The tough choices we are making, to lock up the worst offenders for longer and to rehabilitate the redeemable, are the right ones to protect the public in the long term.
All of the pieces of legislation announced by His Majesty today, including the Renters (Reform) and Victims and Prisoners Bills.
The UK has led the world in providing military aid to Ukraine in the face of Russian aggression. How can we now go further and help Ukraine begin to rebuild its towns, cities and infrastructure? And what more can the government do to encourage the private sector to boost trade and investment in Ukraine’s economy?
The Foreign Secretary adds that “60 per cent of UK exports go to non-EU countries. The long-term economic trend is clear.”
Fortunately, there are plenty of half-completed measures ministers could see through in time for the next election, from recognising product standards to locking in new trade deals.
Today Jimmy Lai, founder of the pro-democracy newspaper Apple Daily, sees his thousandth day in prison. But the shadow of the Chinese security state stretches much, much further.
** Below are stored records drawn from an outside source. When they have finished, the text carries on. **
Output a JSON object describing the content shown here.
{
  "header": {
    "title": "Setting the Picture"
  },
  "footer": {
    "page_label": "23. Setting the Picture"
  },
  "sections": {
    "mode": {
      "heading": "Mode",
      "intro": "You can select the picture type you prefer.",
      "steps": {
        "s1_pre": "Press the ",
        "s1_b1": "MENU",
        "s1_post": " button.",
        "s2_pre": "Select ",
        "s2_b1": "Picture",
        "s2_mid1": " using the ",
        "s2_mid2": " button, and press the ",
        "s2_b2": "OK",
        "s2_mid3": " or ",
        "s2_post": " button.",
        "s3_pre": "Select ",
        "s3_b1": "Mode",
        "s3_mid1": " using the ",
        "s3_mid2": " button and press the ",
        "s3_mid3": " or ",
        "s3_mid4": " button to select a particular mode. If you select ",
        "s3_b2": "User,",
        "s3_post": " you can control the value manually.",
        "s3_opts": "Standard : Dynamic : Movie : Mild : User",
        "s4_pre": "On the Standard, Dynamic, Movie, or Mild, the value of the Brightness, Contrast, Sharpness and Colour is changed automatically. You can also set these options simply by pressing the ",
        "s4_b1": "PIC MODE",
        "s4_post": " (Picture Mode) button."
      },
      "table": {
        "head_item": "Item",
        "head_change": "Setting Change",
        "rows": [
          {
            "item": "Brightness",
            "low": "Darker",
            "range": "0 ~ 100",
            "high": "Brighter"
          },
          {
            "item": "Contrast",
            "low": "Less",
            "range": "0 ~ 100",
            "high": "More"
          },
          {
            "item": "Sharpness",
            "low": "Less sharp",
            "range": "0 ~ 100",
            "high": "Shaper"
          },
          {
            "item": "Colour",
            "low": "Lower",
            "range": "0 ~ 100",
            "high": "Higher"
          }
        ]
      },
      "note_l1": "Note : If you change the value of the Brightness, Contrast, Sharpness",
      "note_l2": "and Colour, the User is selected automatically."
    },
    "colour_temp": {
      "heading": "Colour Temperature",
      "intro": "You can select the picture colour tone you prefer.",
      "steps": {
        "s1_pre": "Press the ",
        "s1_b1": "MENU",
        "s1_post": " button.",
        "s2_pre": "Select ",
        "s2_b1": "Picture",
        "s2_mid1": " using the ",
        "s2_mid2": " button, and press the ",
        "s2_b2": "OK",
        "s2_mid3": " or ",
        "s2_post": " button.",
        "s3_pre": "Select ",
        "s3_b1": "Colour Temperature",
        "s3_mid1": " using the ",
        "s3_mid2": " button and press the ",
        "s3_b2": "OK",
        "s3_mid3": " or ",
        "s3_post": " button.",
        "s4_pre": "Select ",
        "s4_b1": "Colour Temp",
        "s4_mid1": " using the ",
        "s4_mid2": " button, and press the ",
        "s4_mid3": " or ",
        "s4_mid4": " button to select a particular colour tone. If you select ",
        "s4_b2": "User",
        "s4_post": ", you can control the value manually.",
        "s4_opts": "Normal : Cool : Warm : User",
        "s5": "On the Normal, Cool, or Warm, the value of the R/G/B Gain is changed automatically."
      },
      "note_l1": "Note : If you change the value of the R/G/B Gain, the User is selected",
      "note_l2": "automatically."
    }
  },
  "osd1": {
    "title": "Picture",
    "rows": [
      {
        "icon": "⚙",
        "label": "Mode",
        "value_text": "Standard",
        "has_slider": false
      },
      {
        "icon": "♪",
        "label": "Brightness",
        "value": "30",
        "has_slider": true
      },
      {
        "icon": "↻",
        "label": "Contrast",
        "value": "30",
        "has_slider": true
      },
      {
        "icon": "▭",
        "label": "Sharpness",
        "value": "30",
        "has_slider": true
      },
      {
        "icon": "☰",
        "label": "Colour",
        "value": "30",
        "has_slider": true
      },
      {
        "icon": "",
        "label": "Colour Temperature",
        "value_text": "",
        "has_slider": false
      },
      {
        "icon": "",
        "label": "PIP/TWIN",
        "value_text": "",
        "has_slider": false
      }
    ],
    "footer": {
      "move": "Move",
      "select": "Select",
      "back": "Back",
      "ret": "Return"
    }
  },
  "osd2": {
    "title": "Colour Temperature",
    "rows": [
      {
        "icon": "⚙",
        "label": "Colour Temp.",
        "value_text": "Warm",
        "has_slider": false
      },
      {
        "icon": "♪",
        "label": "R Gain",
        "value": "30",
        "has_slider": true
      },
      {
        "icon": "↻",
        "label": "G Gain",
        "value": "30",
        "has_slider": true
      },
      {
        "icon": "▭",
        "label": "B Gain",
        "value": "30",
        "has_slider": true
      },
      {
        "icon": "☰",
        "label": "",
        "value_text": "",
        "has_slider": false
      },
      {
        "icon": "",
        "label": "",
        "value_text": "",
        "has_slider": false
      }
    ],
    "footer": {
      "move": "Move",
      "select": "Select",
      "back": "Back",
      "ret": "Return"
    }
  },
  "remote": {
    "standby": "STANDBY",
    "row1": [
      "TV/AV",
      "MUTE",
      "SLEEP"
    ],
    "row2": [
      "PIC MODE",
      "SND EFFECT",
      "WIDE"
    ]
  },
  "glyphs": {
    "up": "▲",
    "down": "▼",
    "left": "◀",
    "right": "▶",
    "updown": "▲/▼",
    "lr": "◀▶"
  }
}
Any significant agreement with the EU would require continuous alignment between Westminster and Brussels in terms of regulation. Will we end up, to coin a phrase, shadowing the Customs Union?
Sunak is uninterested in rushing a deal just to have a tangible “Brexit benefit”. There will be no Johnsonian pledges of a deal by Diwali.
We might not rejoin, but the political momentum is now with those seeking a closer relationship. From a Brexiteer perspective, Johnson is sounding rather complacent.
My experience of taking an agri-tech start-up into three countries has shown me what can be achieved, but also the very real hurdles our innovators face here in the UK.
This year marks the 70th anniversary of establishing the Kuwait Investment Office in London. The sovereign fund was founded in 1953 in London, 8 years predating the independence of Kuwait (1961), as a far-sighted vision to create the world’s first sovereign wealth fund.
Far from being a climbdown, the Government’s announcement about the CE mark could be the springboard for a unilateral-recognition revolution.
Outside the European Union we are free to conduct trade policy and set regulation which aligns with our interests, rather than those of the Eurozone core that dominates in Brussels.